“The most surprising thing for me is just really how much work really goes into it,” said Josey. “A lot of the fans probably just see us on the court and see us making it look effortless but really we’re practicing a lot and they aren’t aware of all of the back work.”
The pay isn’t enormous but the girls don’t mind grinding it out in the long rehearsals at least three times per week to perfect dance routines for Pistons home games, with maximum exposure. On game days, the girls sit on the sidelines and never stop moving. They’re constantly smiling, tossing gifts, performing at least twice during timeouts and at halftime on some nights with the Palace’s celebrity guests.
Visser doesn’t mind sacrificing study time to fulfill her lifelong dream and makes the short commute from her spot in Rochester to Auburn Hills. She began learning a variety of different dance styles at a young age in the Academy Day La Danse studio in Davison and has always dreamed of working with the Pistons ever since.
“I actually was on the (Detroit) Shock’s dance team, the Shock Wave, back in the day when I was in high school in the year they won the WNBA championship,” Visser said. “(Flint native) Deanna Nolan was my favorite player. We used to practice with the Pistons dance team then and I’ve always came to their clinics as a child, so I’ve been dancing since I was 3 and after going to the clinics and practices it was always a dream for me to do this.”
With so much access to the NBA players on a regular basis, it’s hard to imagine that the girls are able to resist the opportunity to date some of the league’s top stars but Cole, Visser and Josey don’t get star-struck by the ballers. They never mix business with pleasure. In the dance world, that’s a complete no-no – plus it’s in their contracts to refrain from going out with the fellas.
“They’re like coworkers and almost like brothers because we know so much about them,” Cole explained. “We see them and we even know what shoes they wear. It’s just like any job. You don’t mingle with your work and it’s the same here. We’re so busy that we don’t even have regular boyfriends, period.”
The local Flint-area dancers are a piece of the big puzzle composed of 18- to 25-year old women that’s becoming one of the NBA’s most exciting young squads. The future looks bright.

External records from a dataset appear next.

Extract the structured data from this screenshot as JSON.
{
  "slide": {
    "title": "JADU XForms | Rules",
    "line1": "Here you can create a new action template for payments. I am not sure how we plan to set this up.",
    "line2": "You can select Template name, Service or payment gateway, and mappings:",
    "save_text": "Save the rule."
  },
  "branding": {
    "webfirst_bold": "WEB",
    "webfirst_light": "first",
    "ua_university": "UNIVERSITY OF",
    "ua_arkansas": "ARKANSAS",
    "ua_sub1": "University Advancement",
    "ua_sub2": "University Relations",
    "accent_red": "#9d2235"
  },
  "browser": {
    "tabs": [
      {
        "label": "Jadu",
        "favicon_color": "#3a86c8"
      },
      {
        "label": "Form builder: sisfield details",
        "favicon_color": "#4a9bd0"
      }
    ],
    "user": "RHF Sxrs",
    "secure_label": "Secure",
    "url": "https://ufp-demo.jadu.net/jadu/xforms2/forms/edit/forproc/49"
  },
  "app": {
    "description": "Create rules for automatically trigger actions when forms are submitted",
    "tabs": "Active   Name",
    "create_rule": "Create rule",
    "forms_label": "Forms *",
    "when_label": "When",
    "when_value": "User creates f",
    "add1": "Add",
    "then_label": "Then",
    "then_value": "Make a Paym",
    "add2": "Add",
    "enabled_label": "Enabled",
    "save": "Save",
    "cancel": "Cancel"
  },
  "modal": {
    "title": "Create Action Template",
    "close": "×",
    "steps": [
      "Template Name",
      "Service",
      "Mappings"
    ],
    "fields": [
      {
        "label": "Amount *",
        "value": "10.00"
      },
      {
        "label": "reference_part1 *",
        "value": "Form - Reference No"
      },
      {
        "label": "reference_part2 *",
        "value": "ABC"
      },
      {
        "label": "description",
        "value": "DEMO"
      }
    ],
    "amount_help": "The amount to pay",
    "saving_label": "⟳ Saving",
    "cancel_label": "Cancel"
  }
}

“This team is a lot different style than any other NBA team,” Miramontes said. “We get away with a lot more. We get to do the hip-hop and the diversity of things and other teams aren’t as versatile. This team is free to do whatever we want and that’s why I love this team.”